But while it’s not an original idea, all of these special editions beat the old stickers’n’wheeltrims combo for imagination and seem a little more interesting as a result.
The Marbella Jeans went a step further than most, since the big hammock-style dashboard cribbed from the Fiat Panda also ended up trimmed in blue denim. Other particularly neat touches include map pockets behind the front seats that look like the pockets on your jeans, stitched-in leather patches bearing the legend ‘Jeans – Casual Look’, and small rivets at the intersection of some of the trim panels.
While the photos aren’t the clearest we’ve ever laid eyes on, the denim trim, and indeed much of the rest of this Marbella seem (or should that be seam?) to be in pretty good condition.
The car was apparently reconditioned last year after spending a decade garaged, so there’s a new radiator, thermostat, fan sensor, brakes and a fuel pump, as well as four new tyres. It also passed its MOT with no advisories back in April, for further confidence. That said, MOT checkers and the like don’t seem to recognise the numberplate, so this may be worth investigating if you’re interested.

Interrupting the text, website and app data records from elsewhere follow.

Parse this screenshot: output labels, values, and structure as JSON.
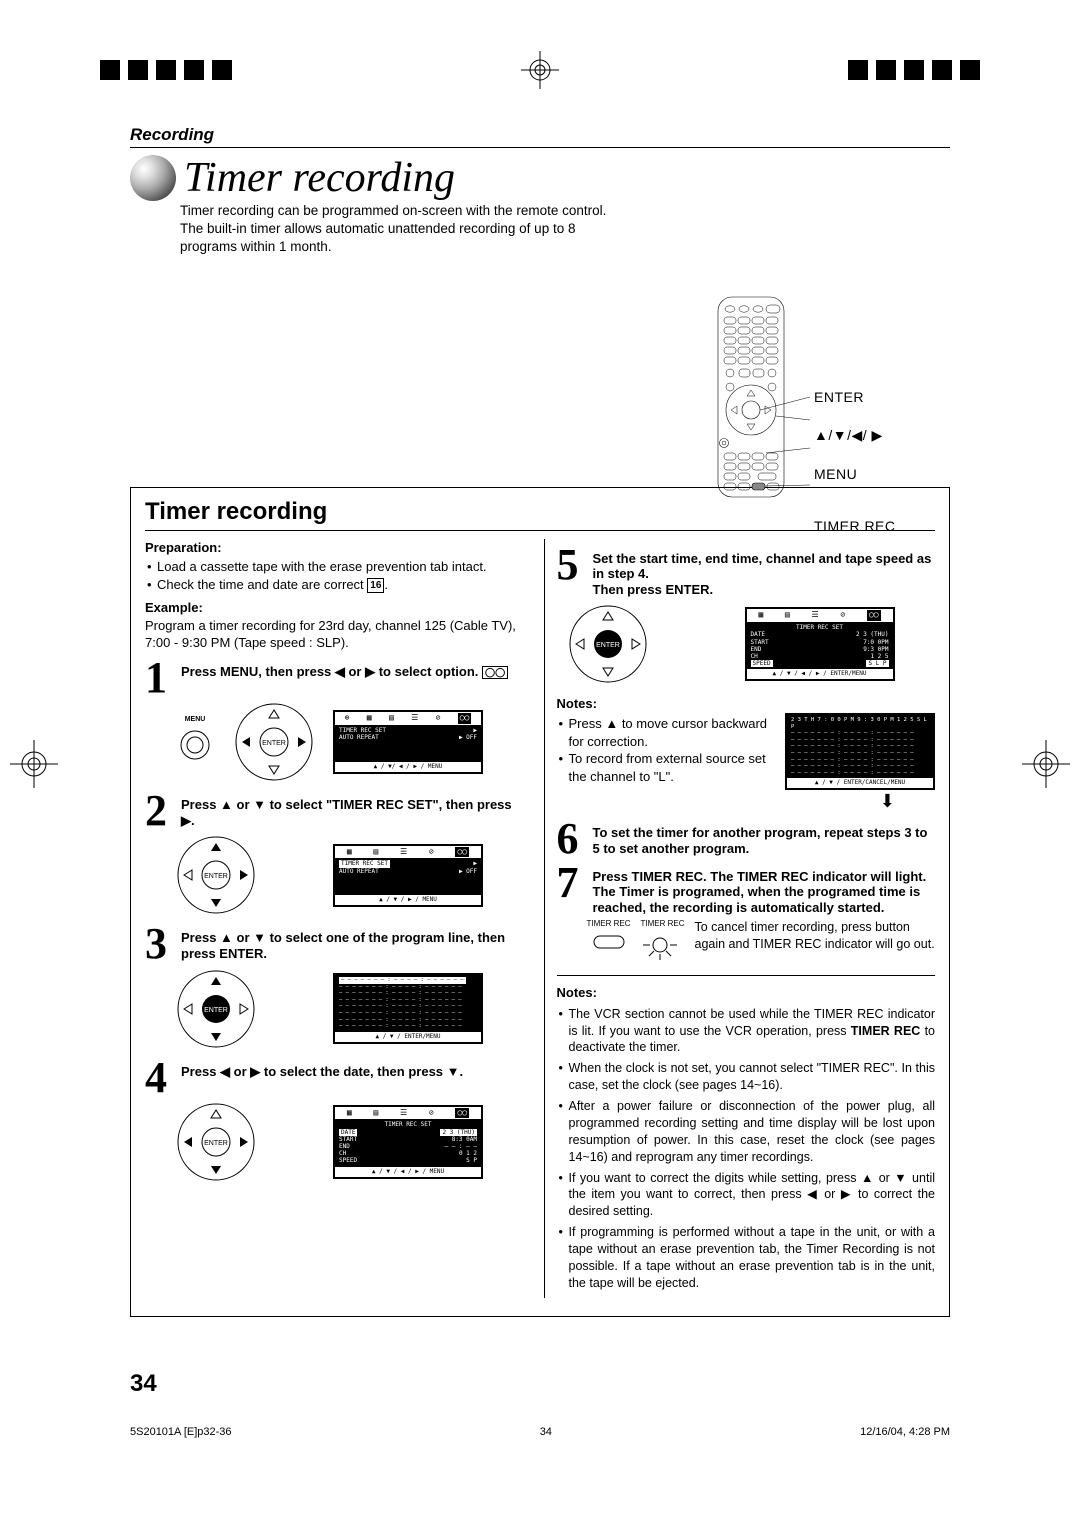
{
  "pageNumber": "34",
  "sectionLabel": "Recording",
  "title_script": "Timer recording",
  "intro": "Timer recording can be programmed on-screen with the remote control. The built-in timer allows automatic unattended recording of up to 8 programs within 1 month.",
  "remote_labels": {
    "enter": "ENTER",
    "arrows": "▲/▼/◀/ ▶",
    "menu": "MENU",
    "timer_rec": "TIMER REC"
  },
  "instr_title": "Timer recording",
  "leftCol": {
    "prep_heading": "Preparation:",
    "prep_items": [
      "Load a cassette tape with the erase prevention tab intact.",
      "Check the time and date are correct"
    ],
    "prep_page_ref": "16",
    "example_heading": "Example:",
    "example_text": "Program a timer recording for 23rd day, channel 125 (Cable TV), 7:00 - 9:30 PM (Tape speed : SLP).",
    "step1": "Press MENU, then press ◀ or ▶ to select        option.",
    "menu_label": "MENU",
    "enter_badge": "ENTER",
    "screen1": {
      "rows": [
        [
          "TIMER  REC  SET",
          "▶"
        ],
        [
          "AUTO   REPEAT",
          "▶ OFF"
        ]
      ],
      "foot": "▲ / ▼/ ◀ / ▶ / MENU"
    },
    "step2": "Press ▲ or ▼ to select \"TIMER REC SET\", then press ▶.",
    "screen2": {
      "rows": [
        [
          "TIMER  REC  SET",
          "▶"
        ],
        [
          "AUTO   REPEAT",
          "▶ OFF"
        ]
      ],
      "foot": "▲ / ▼ /  ▶ / MENU"
    },
    "step3": "Press ▲ or ▼ to select one of the program line, then press ENTER.",
    "screen3": {
      "body_dashes": "– – – – –   – –  : – –      – – : – –    – – –    –",
      "foot": "▲ / ▼ / ENTER/MENU"
    },
    "step4": "Press ◀ or ▶ to select the date, then press ▼.",
    "screen4": {
      "title": "TIMER  REC  SET",
      "rows": [
        [
          "DATE",
          "2 3 (THU)"
        ],
        [
          "START",
          "8:3 0AM"
        ],
        [
          "END",
          "– – : – –"
        ],
        [
          "CH",
          "0 1 2"
        ],
        [
          "SPEED",
          "S P"
        ]
      ],
      "foot": "▲ / ▼ / ◀ / ▶ /  MENU"
    }
  },
  "rightCol": {
    "step5": "Set the start time, end time, channel and tape speed as in step 4.",
    "step5b": "Then press ENTER.",
    "screen5": {
      "title": "TIMER  REC  SET",
      "rows": [
        [
          "DATE",
          "2 3 (THU)"
        ],
        [
          "START",
          "7:0 0PM"
        ],
        [
          "END",
          "9:3 0PM"
        ],
        [
          "CH",
          "1 2 5"
        ],
        [
          "SPEED",
          "S L P"
        ]
      ],
      "foot": "▲ / ▼ / ◀ / ▶ / ENTER/MENU"
    },
    "notes_heading": "Notes:",
    "notes5": [
      "Press ▲ to move cursor backward for correction.",
      "To record from external source set the channel to \"L\"."
    ],
    "screen_list": {
      "header": "2 3   T H   7 : 0 0 P M  9 : 3 0 P M 1 2 5   S L P",
      "dash": "– – – – –   – – : – –      – – : – –   – – –   –",
      "foot": "▲ / ▼ / ENTER/CANCEL/MENU"
    },
    "step6": "To set the timer for another program, repeat steps 3 to 5 to set another program.",
    "step7": "Press TIMER REC. The TIMER REC indicator will light. The Timer is programed, when the programed time is reached, the recording is automatically started.",
    "cancel_text": "To cancel timer recording, press button again and TIMER REC indicator will go out.",
    "led_label": "TIMER REC",
    "notes_bottom_heading": "Notes:",
    "timer_rec_emph": "TIMER REC",
    "notes_bottom": [
      "The VCR section cannot be used while the TIMER REC indicator is lit. If you want to use the VCR operation, press TIMER REC to deactivate the timer.",
      "When the clock is not set, you cannot select \"TIMER REC\". In this case, set the clock (see pages 14~16).",
      "After a power failure or disconnection of the power plug, all programmed recording setting and time display will be  lost upon resumption of power. In this case, reset the clock (see pages 14~16) and reprogram any timer recordings.",
      "If you want to correct the digits while setting, press ▲ or ▼ until the item you want to correct, then press ◀ or ▶ to correct the desired setting.",
      "If programming is performed without a tape in the unit, or with a tape without an erase prevention tab, the Timer Recording is not possible. If a tape without an erase prevention tab is in the unit, the tape will be ejected."
    ]
  },
  "footer": {
    "file": "5S20101A [E]p32-36",
    "centerNum": "34",
    "date": "12/16/04, 4:28 PM"
  }
}
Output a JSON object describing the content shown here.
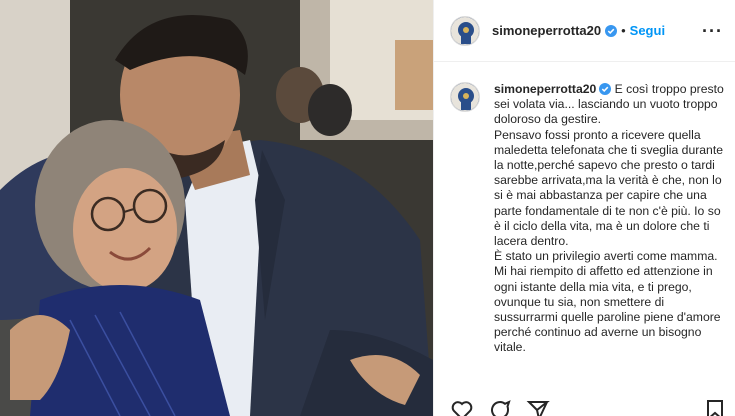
{
  "post": {
    "username": "simoneperrotta20",
    "verified_icon": "verified-badge-icon",
    "separator": "•",
    "follow_label": "Segui",
    "more_label": "···",
    "caption_text": " E così troppo presto sei volata via... lasciando un vuoto troppo doloroso da gestire.\nPensavo fossi pronto a ricevere quella maledetta telefonata che ti sveglia durante la notte,perché sapevo che presto o tardi sarebbe arrivata,ma la verità è che, non lo si è mai abbastanza per capire che una parte fondamentale di te non c'è più. Io so è il ciclo della vita, ma è un dolore che ti lacera dentro.\nÈ stato un privilegio averti come mamma. Mi hai riempito di affetto ed attenzione in ogni istante della mia vita, e ti prego, ovunque tu sia, non smettere di sussurrarmi quelle paroline piene d'amore perché continuo ad averne un bisogno vitale."
  },
  "colors": {
    "link_blue": "#0095f6",
    "verified_blue": "#3897f0",
    "text": "#262626",
    "border": "#efefef"
  },
  "icons": {
    "like": "heart-icon",
    "comment": "comment-icon",
    "share": "share-icon",
    "save": "bookmark-icon"
  }
}
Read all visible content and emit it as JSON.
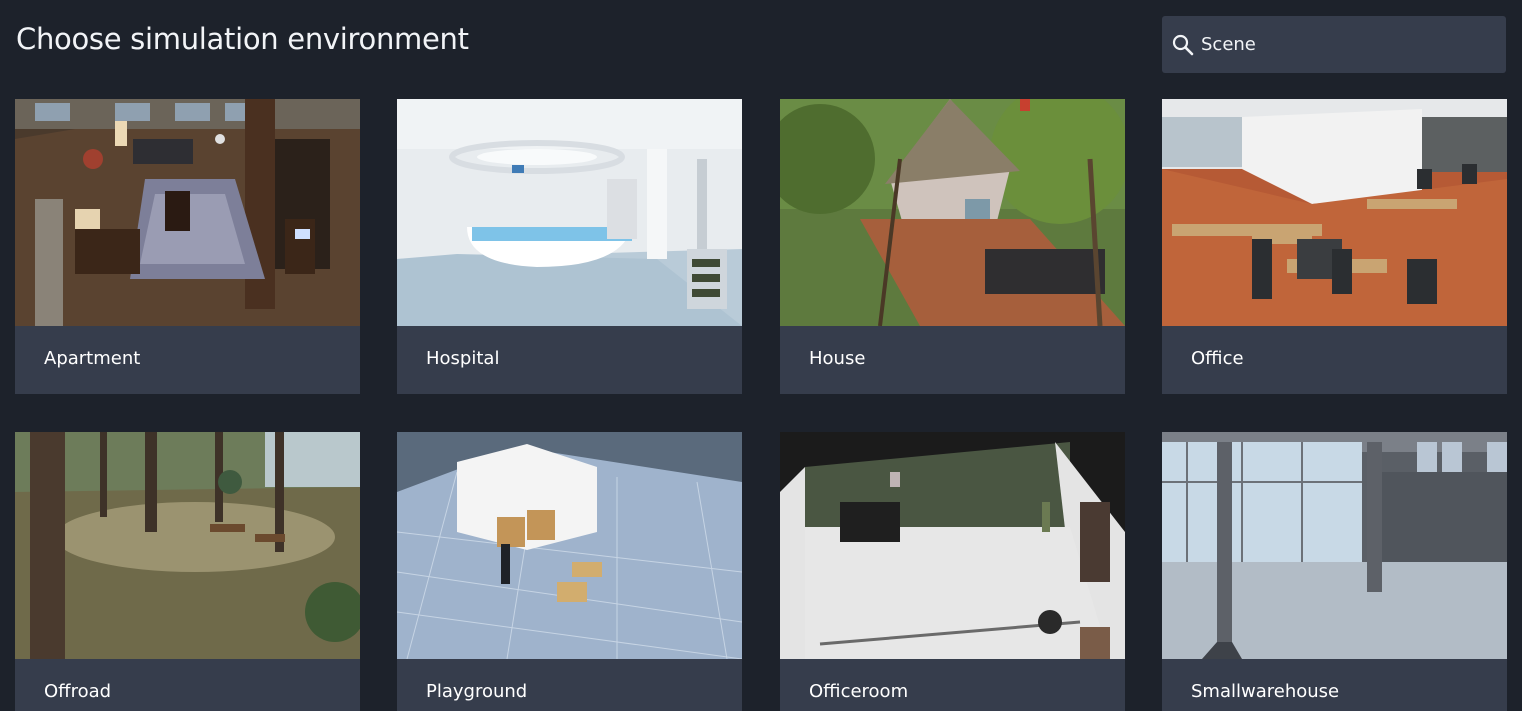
{
  "header": {
    "title": "Choose simulation environment",
    "search_placeholder": "Scene",
    "search_value": ""
  },
  "environments": [
    {
      "name": "Apartment",
      "icon": "apartment-preview"
    },
    {
      "name": "Hospital",
      "icon": "hospital-preview"
    },
    {
      "name": "House",
      "icon": "house-preview"
    },
    {
      "name": "Office",
      "icon": "office-preview"
    },
    {
      "name": "Offroad",
      "icon": "offroad-preview"
    },
    {
      "name": "Playground",
      "icon": "playground-preview"
    },
    {
      "name": "Officeroom",
      "icon": "officeroom-preview"
    },
    {
      "name": "Smallwarehouse",
      "icon": "smallwarehouse-preview"
    }
  ],
  "colors": {
    "background": "#1d222b",
    "card": "#363d4c",
    "text": "#ffffff"
  }
}
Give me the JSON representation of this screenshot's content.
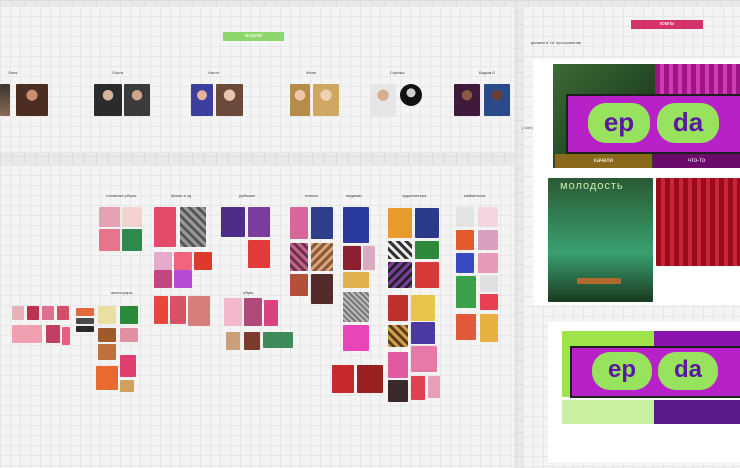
{
  "models": {
    "tag": "модели",
    "names": [
      "Лиля",
      "Ольга",
      "Настя",
      "Женя",
      "Сережа",
      "Вадим Е"
    ]
  },
  "clothes": {
    "categories": [
      "головные уборы",
      "брюки и тд",
      "рубашки",
      "платья",
      "пиджаки",
      "худи/свитера",
      "майки/топы",
      "аксессуары",
      "обувь"
    ]
  },
  "comps": {
    "tag": "компы",
    "note": "делаем в 'ти' пространстве",
    "side_note": "( сон )",
    "brand": [
      "ep",
      "da"
    ],
    "captions": [
      "качели",
      "что-то"
    ],
    "wall_text": "молодость"
  }
}
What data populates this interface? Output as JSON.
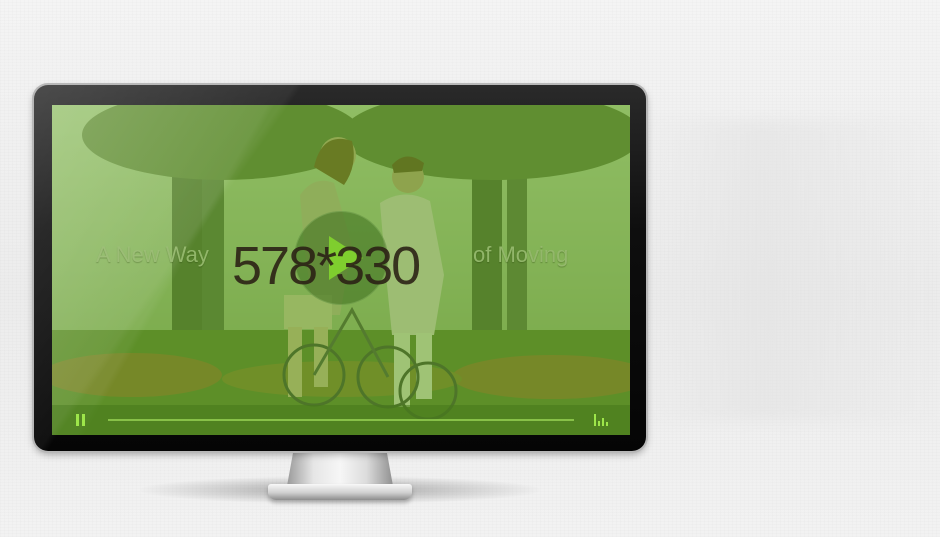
{
  "video": {
    "tagline_left": "A New Way",
    "tagline_right": "of Moving",
    "dimensions_label": "578*330",
    "progress": 0.0
  },
  "colors": {
    "overlay_green": "#68aa28",
    "control_accent": "#9ee64a",
    "play_triangle": "#7fce2e",
    "dimension_text": "#2a1f14"
  },
  "icons": {
    "play": "play-icon",
    "pause": "pause-icon",
    "volume": "volume-icon"
  }
}
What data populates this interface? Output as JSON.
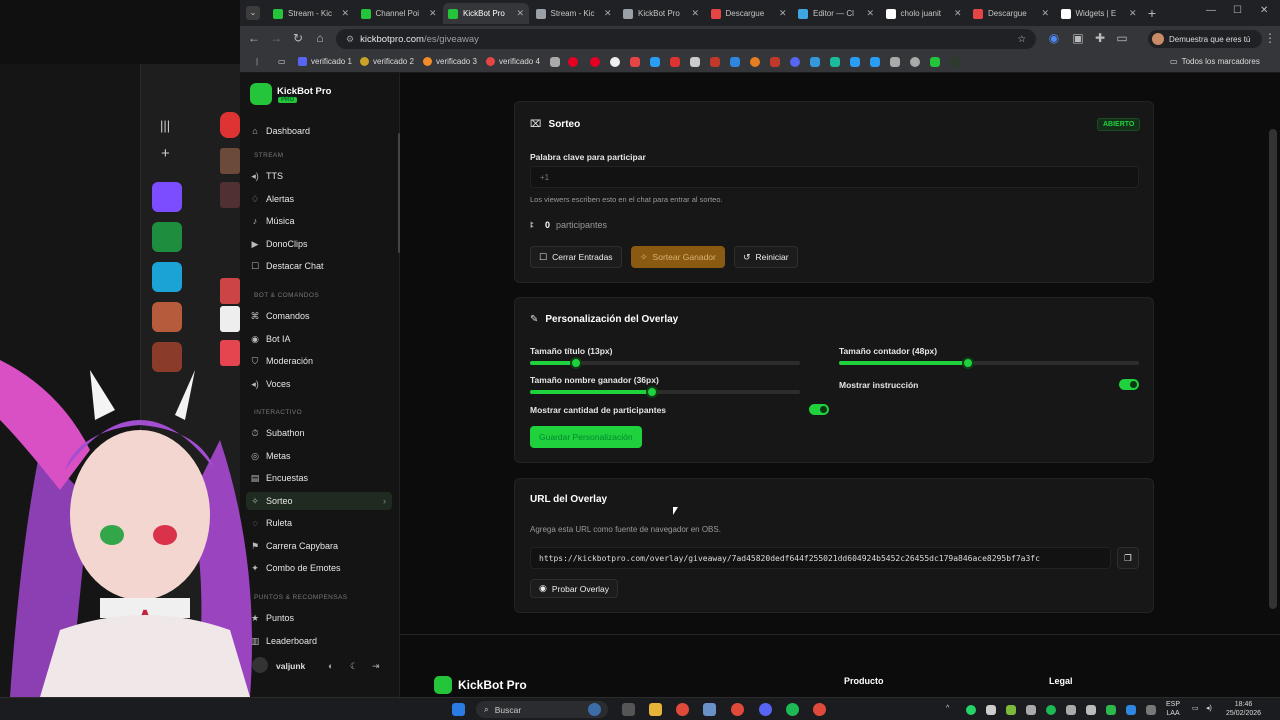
{
  "browser": {
    "tabs": [
      {
        "title": "Stream - Kic",
        "color": "#24c53a"
      },
      {
        "title": "Channel Poi",
        "color": "#24c53a"
      },
      {
        "title": "KickBot Pro",
        "color": "#24c53a",
        "active": true
      },
      {
        "title": "Stream - Kic",
        "color": "#9aa0a6"
      },
      {
        "title": "KickBot Pro",
        "color": "#9aa0a6"
      },
      {
        "title": "Descargue",
        "color": "#e64545"
      },
      {
        "title": "Editor — Cl",
        "color": "#3fa7e0"
      },
      {
        "title": "cholo juanit",
        "color": "#ffffff"
      },
      {
        "title": "Descargue",
        "color": "#e64545"
      },
      {
        "title": "Widgets | E",
        "color": "#ffffff"
      }
    ],
    "url_host": "kickbotpro.com",
    "url_path": "/es/giveaway",
    "profile_label": "Demuestra que eres tú",
    "bookmarks": [
      "verificado 1",
      "verificado 2",
      "verificado 3",
      "verificado 4"
    ],
    "all_bookmarks_label": "Todos los marcadores"
  },
  "sidebar": {
    "brand": "KickBot Pro",
    "brand_badge": "PRO",
    "dashboard": "Dashboard",
    "section_stream": "STREAM",
    "stream_items": [
      "TTS",
      "Alertas",
      "Música",
      "DonoClips",
      "Destacar Chat"
    ],
    "section_bot": "BOT & COMANDOS",
    "bot_items": [
      "Comandos",
      "Bot IA",
      "Moderación",
      "Voces"
    ],
    "section_interactive": "INTERACTIVO",
    "interactive_items": [
      "Subathon",
      "Metas",
      "Encuestas",
      "Sorteo",
      "Ruleta",
      "Carrera Capybara",
      "Combo de Emotes"
    ],
    "section_points": "PUNTOS & RECOMPENSAS",
    "points_items": [
      "Puntos",
      "Leaderboard"
    ],
    "user": "valjunk"
  },
  "giveaway": {
    "title": "Sorteo",
    "status": "ABIERTO",
    "keyword_label": "Palabra clave para participar",
    "keyword_value": "+1",
    "keyword_help": "Los viewers escriben esto en el chat para entrar al sorteo.",
    "participants_count": "0",
    "participants_label": "participantes",
    "btn_close": "Cerrar Entradas",
    "btn_draw": "Sortear Ganador",
    "btn_reset": "Reiniciar"
  },
  "overlay_custom": {
    "title": "Personalización del Overlay",
    "title_size_label": "Tamaño título (13px)",
    "title_size_fraction": 0.17,
    "counter_size_label": "Tamaño contador (48px)",
    "counter_size_fraction": 0.43,
    "winner_size_label": "Tamaño nombre ganador (36px)",
    "winner_size_fraction": 0.45,
    "show_instruction_label": "Mostrar instrucción",
    "show_count_label": "Mostrar cantidad de participantes",
    "save_label": "Guardar Personalización"
  },
  "overlay_url": {
    "title": "URL del Overlay",
    "help": "Agrega esta URL como fuente de navegador en OBS.",
    "url": "https://kickbotpro.com/overlay/giveaway/7ad45820dedf644f255021dd604924b5452c26455dc179a846ace8295bf7a3fc",
    "test_label": "Probar Overlay"
  },
  "footer": {
    "brand": "KickBot Pro",
    "col_product": "Producto",
    "col_legal": "Legal"
  },
  "taskbar": {
    "search": "Buscar",
    "lang": "ESP",
    "lang2": "LAA",
    "time": "18:46",
    "date": "25/02/2026"
  },
  "colors": {
    "accent": "#1fd13c",
    "gold": "#8a5a12"
  }
}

Either way, it’s a neat unexceptional classic in decent nick with one of the best special edition gimmicks you’ll find. And for £2300, it’s almost certainly possible to find a pair of jeans that’ll cost you more.